The all-time major league record for the best K/bb ratio was set twice in a span of three seasons: first by Phil Hughes of the Minnesota Twins in 2014. In 209 2/3 innings, he struck out 186 batters and allowed only 16 walks, for a ratio of 11.63. Two years later, in 2016, in an injury-shortened season, Clayton Kershaw struck out 172 batters while walking only 11 opponents in 149 innings, for K/bb ratio of 15.64. However, Hughes can still be considered to hold the official mark as Kershaw did not achieve the minimum of 162 innings (one per game played by his team) which is usually considered the threshold for pitching records of this type. The previous mark had been set by Bret Saberhagen of the New York Mets in 1994: he struck out 143 and walked 13 for a ratio of 11.00. It should be noted that some relief pitchers may have had higher ratios in shorter stints.

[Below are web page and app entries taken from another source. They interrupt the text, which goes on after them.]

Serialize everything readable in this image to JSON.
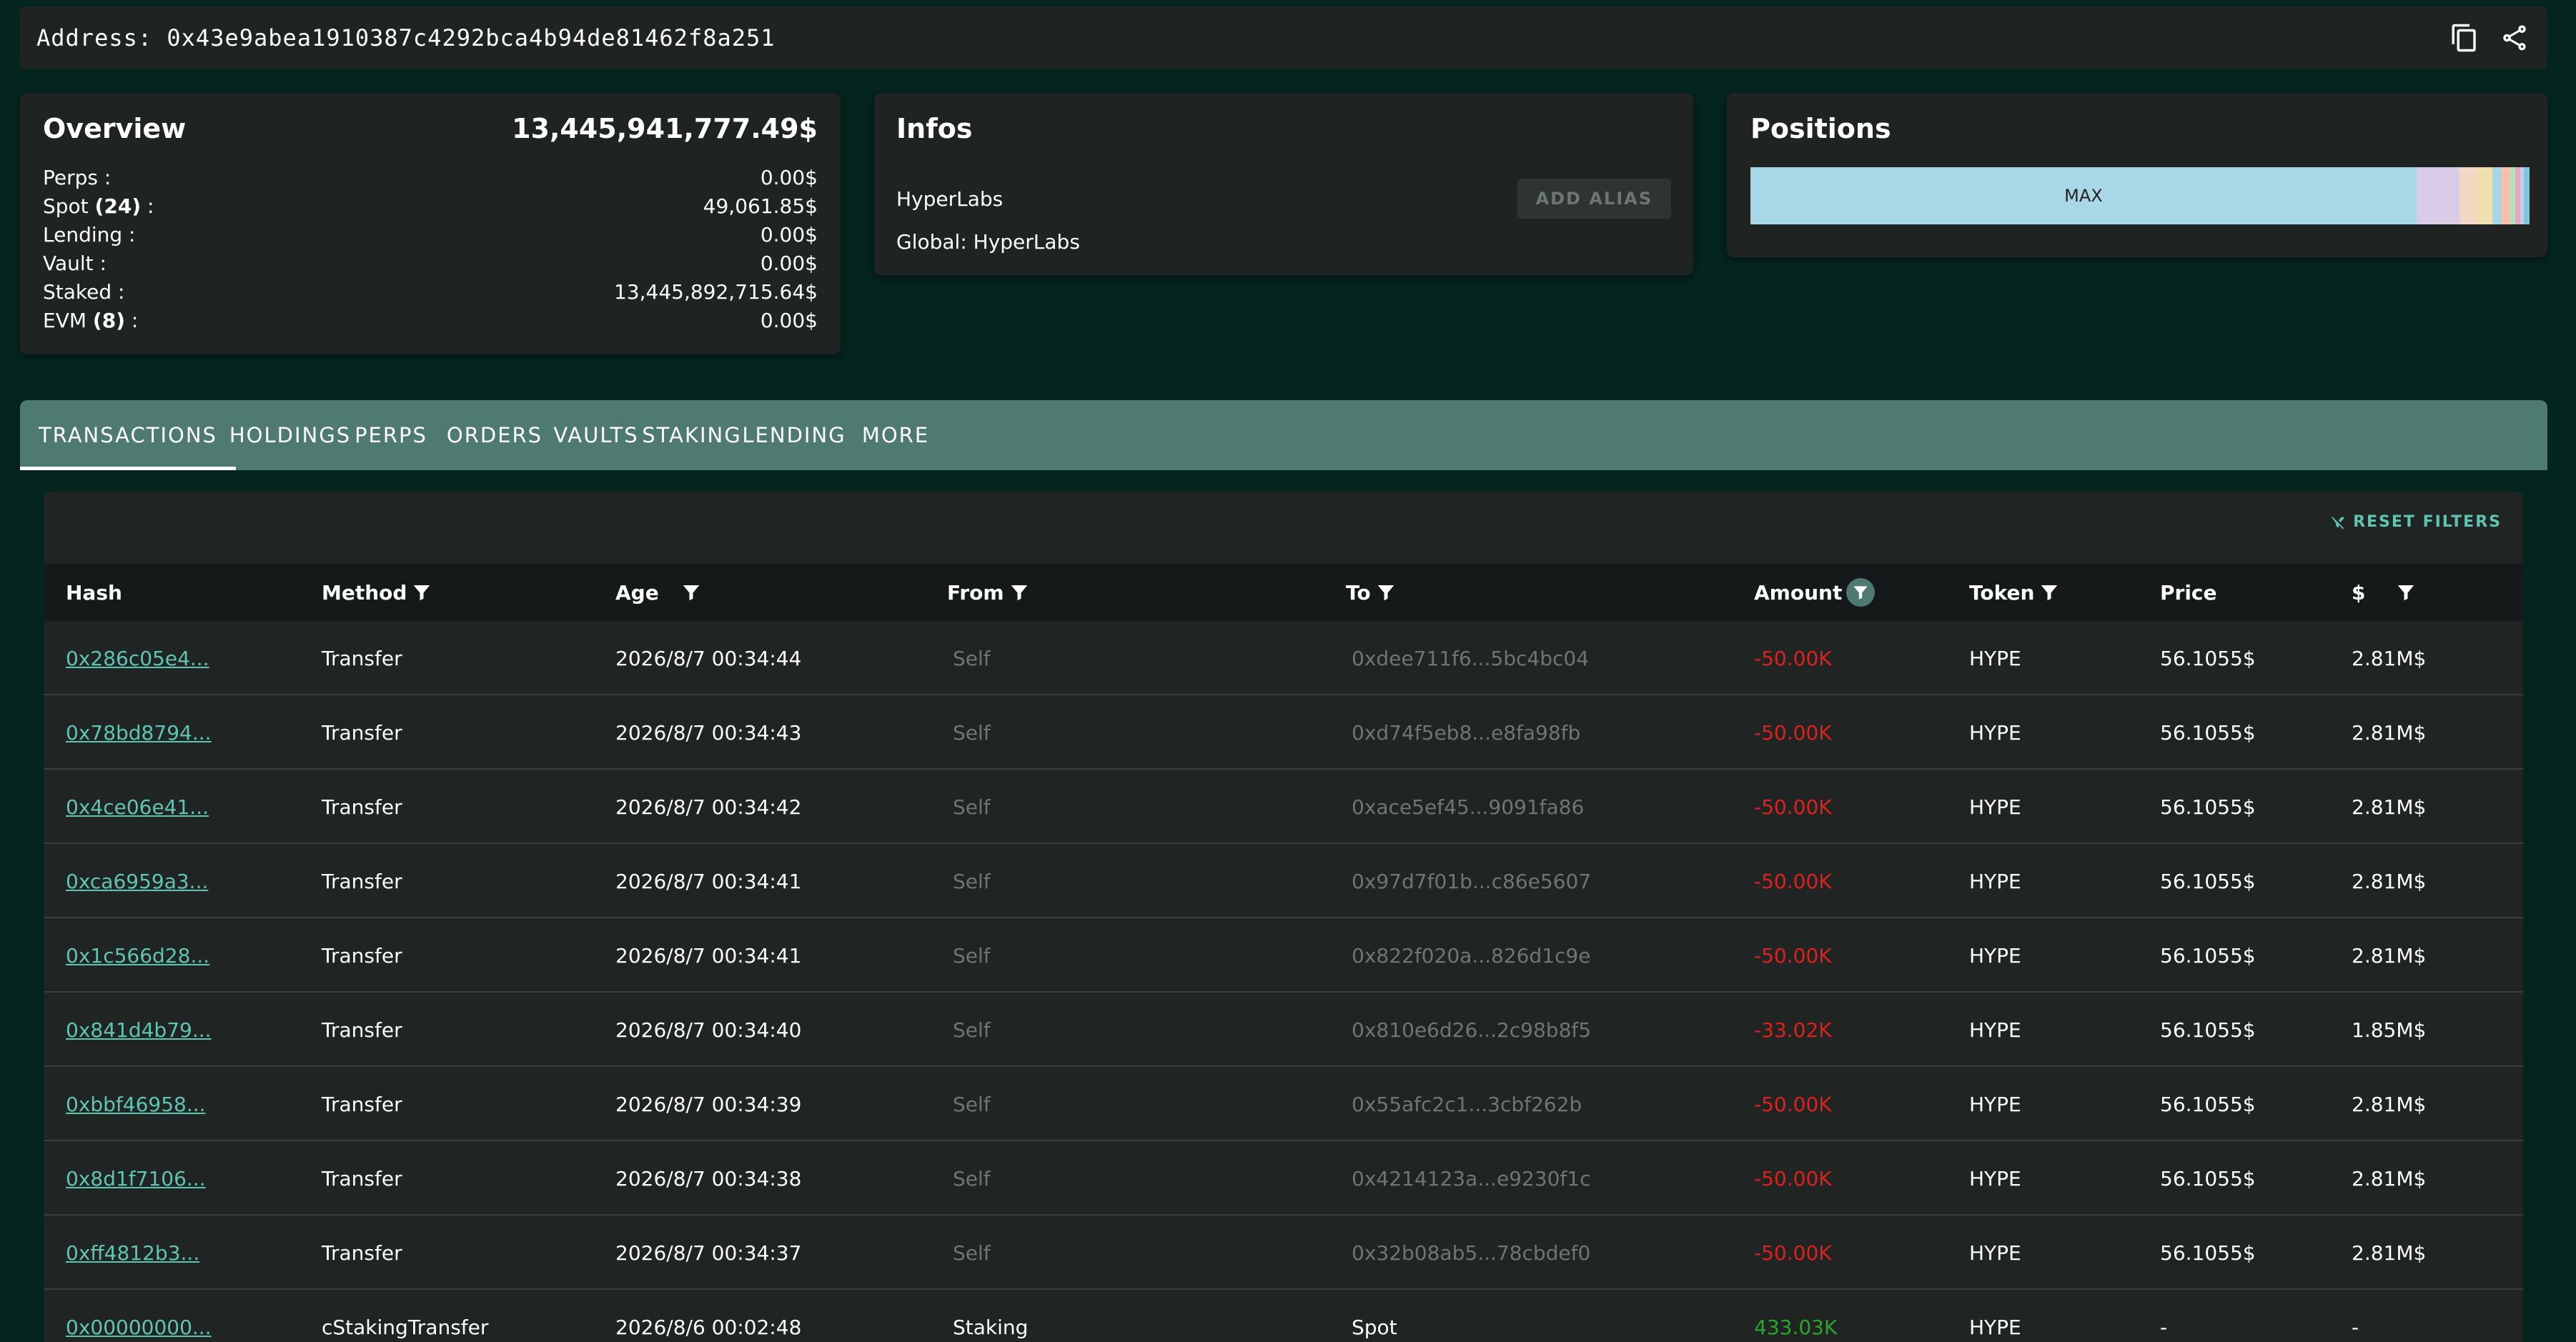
{
  "address": {
    "label": "Address: 0x43e9abea1910387c4292bca4b94de81462f8a251"
  },
  "overview": {
    "title": "Overview",
    "total": "13,445,941,777.49$",
    "rows": [
      {
        "label": "Perps :",
        "count": "",
        "value": "0.00$"
      },
      {
        "label": "Spot",
        "count": "(24)",
        "suffix": ":",
        "value": "49,061.85$"
      },
      {
        "label": "Lending :",
        "count": "",
        "value": "0.00$"
      },
      {
        "label": "Vault :",
        "count": "",
        "value": "0.00$"
      },
      {
        "label": "Staked :",
        "count": "",
        "value": "13,445,892,715.64$"
      },
      {
        "label": "EVM",
        "count": "(8)",
        "suffix": ":",
        "value": "0.00$"
      }
    ]
  },
  "infos": {
    "title": "Infos",
    "alias_name": "HyperLabs",
    "add_alias_label": "ADD ALIAS",
    "global_label": "Global: HyperLabs"
  },
  "positions": {
    "title": "Positions",
    "segments": [
      {
        "label": "MAX",
        "share": 0.855,
        "color": "#a8d8e8"
      },
      {
        "label": "",
        "share": 0.055,
        "color": "#d8cce8"
      },
      {
        "label": "",
        "share": 0.022,
        "color": "#f2d8c4"
      },
      {
        "label": "",
        "share": 0.02,
        "color": "#f0e0b0"
      },
      {
        "label": "",
        "share": 0.012,
        "color": "#a8d8e8"
      },
      {
        "label": "",
        "share": 0.01,
        "color": "#f8c0a8"
      },
      {
        "label": "",
        "share": 0.008,
        "color": "#b8e0c0"
      },
      {
        "label": "",
        "share": 0.006,
        "color": "#e8a8b8"
      },
      {
        "label": "",
        "share": 0.005,
        "color": "#c8c8f0"
      },
      {
        "label": "",
        "share": 0.007,
        "color": "#80c8d8"
      }
    ]
  },
  "tabs": [
    {
      "label": "TRANSACTIONS",
      "active": true
    },
    {
      "label": "HOLDINGS",
      "active": false
    },
    {
      "label": "PERPS",
      "active": false
    },
    {
      "label": "ORDERS",
      "active": false
    },
    {
      "label": "VAULTS",
      "active": false
    },
    {
      "label": "STAKING",
      "active": false
    },
    {
      "label": "LENDING",
      "active": false
    },
    {
      "label": "MORE",
      "active": false
    }
  ],
  "table": {
    "reset_filters_label": "RESET FILTERS",
    "columns": [
      {
        "label": "Hash",
        "filter": false
      },
      {
        "label": "Method",
        "filter": true
      },
      {
        "label": "Age",
        "filter": true
      },
      {
        "label": "From",
        "filter": true
      },
      {
        "label": "To",
        "filter": true
      },
      {
        "label": "Amount",
        "filter": true,
        "active": true
      },
      {
        "label": "Token",
        "filter": true
      },
      {
        "label": "Price",
        "filter": false
      },
      {
        "label": "$",
        "filter": true
      }
    ],
    "rows": [
      {
        "hash": "0x286c05e4...",
        "method": "Transfer",
        "age": "2026/8/7 00:34:44",
        "from": "Self",
        "to": "0xdee711f6...5bc4bc04",
        "amount": "-50.00K",
        "token": "HYPE",
        "price": "56.1055$",
        "usd": "2.81M$"
      },
      {
        "hash": "0x78bd8794...",
        "method": "Transfer",
        "age": "2026/8/7 00:34:43",
        "from": "Self",
        "to": "0xd74f5eb8...e8fa98fb",
        "amount": "-50.00K",
        "token": "HYPE",
        "price": "56.1055$",
        "usd": "2.81M$"
      },
      {
        "hash": "0x4ce06e41...",
        "method": "Transfer",
        "age": "2026/8/7 00:34:42",
        "from": "Self",
        "to": "0xace5ef45...9091fa86",
        "amount": "-50.00K",
        "token": "HYPE",
        "price": "56.1055$",
        "usd": "2.81M$"
      },
      {
        "hash": "0xca6959a3...",
        "method": "Transfer",
        "age": "2026/8/7 00:34:41",
        "from": "Self",
        "to": "0x97d7f01b...c86e5607",
        "amount": "-50.00K",
        "token": "HYPE",
        "price": "56.1055$",
        "usd": "2.81M$"
      },
      {
        "hash": "0x1c566d28...",
        "method": "Transfer",
        "age": "2026/8/7 00:34:41",
        "from": "Self",
        "to": "0x822f020a...826d1c9e",
        "amount": "-50.00K",
        "token": "HYPE",
        "price": "56.1055$",
        "usd": "2.81M$"
      },
      {
        "hash": "0x841d4b79...",
        "method": "Transfer",
        "age": "2026/8/7 00:34:40",
        "from": "Self",
        "to": "0x810e6d26...2c98b8f5",
        "amount": "-33.02K",
        "token": "HYPE",
        "price": "56.1055$",
        "usd": "1.85M$"
      },
      {
        "hash": "0xbbf46958...",
        "method": "Transfer",
        "age": "2026/8/7 00:34:39",
        "from": "Self",
        "to": "0x55afc2c1...3cbf262b",
        "amount": "-50.00K",
        "token": "HYPE",
        "price": "56.1055$",
        "usd": "2.81M$"
      },
      {
        "hash": "0x8d1f7106...",
        "method": "Transfer",
        "age": "2026/8/7 00:34:38",
        "from": "Self",
        "to": "0x4214123a...e9230f1c",
        "amount": "-50.00K",
        "token": "HYPE",
        "price": "56.1055$",
        "usd": "2.81M$"
      },
      {
        "hash": "0xff4812b3...",
        "method": "Transfer",
        "age": "2026/8/7 00:34:37",
        "from": "Self",
        "to": "0x32b08ab5...78cbdef0",
        "amount": "-50.00K",
        "token": "HYPE",
        "price": "56.1055$",
        "usd": "2.81M$"
      },
      {
        "hash": "0x00000000...",
        "method": "cStakingTransfer",
        "age": "2026/8/6 00:02:48",
        "from": "Staking",
        "to": "Spot",
        "amount": "433.03K",
        "token": "HYPE",
        "price": "-",
        "usd": "-"
      }
    ]
  },
  "colors": {
    "accent": "#5fc5b3",
    "tab_bar": "#4f7a70",
    "negative": "#e0201c",
    "positive": "#2ba42b",
    "background": "#04241e",
    "card": "#1f2322"
  }
}
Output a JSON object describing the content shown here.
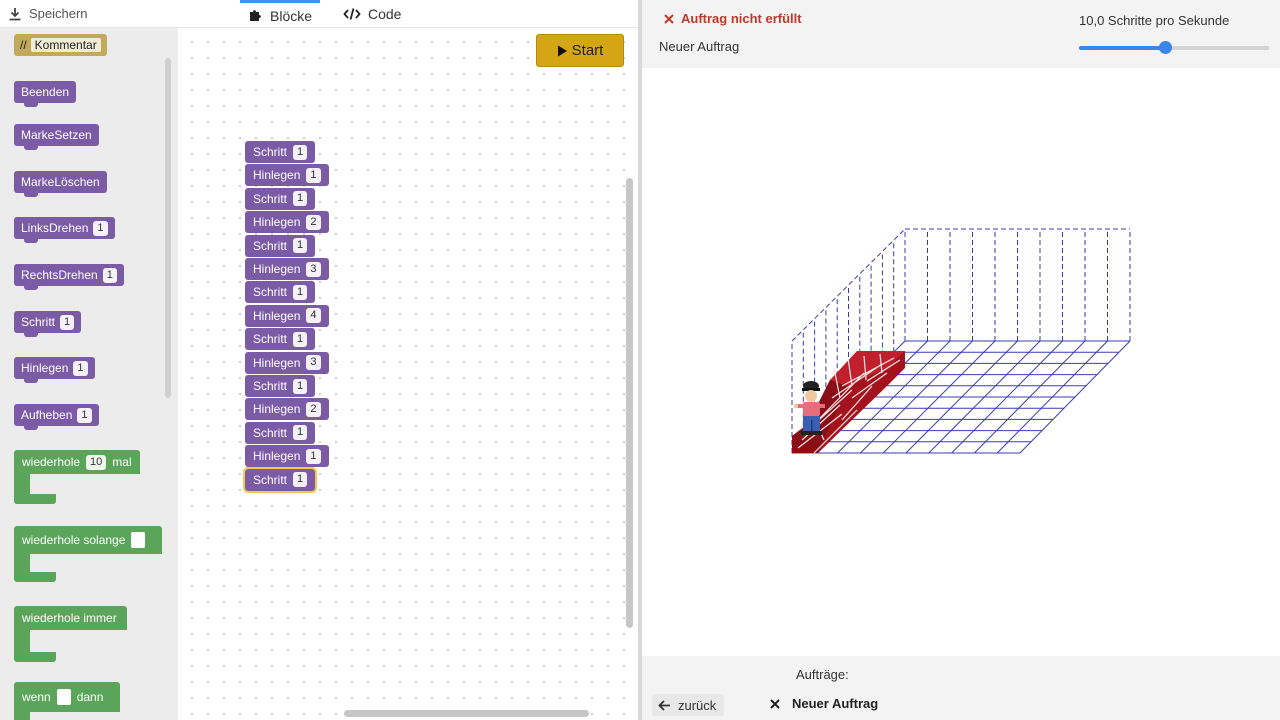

A hit by pitch is not counted statistically as a walk and therefore not counted in the strikeout-to-walk ratio. At youth levels where hit by pitches are more common, including hit by pitches may be a more useful statistic. Walks plus hits per inning pitched can also be used to compare pitchers.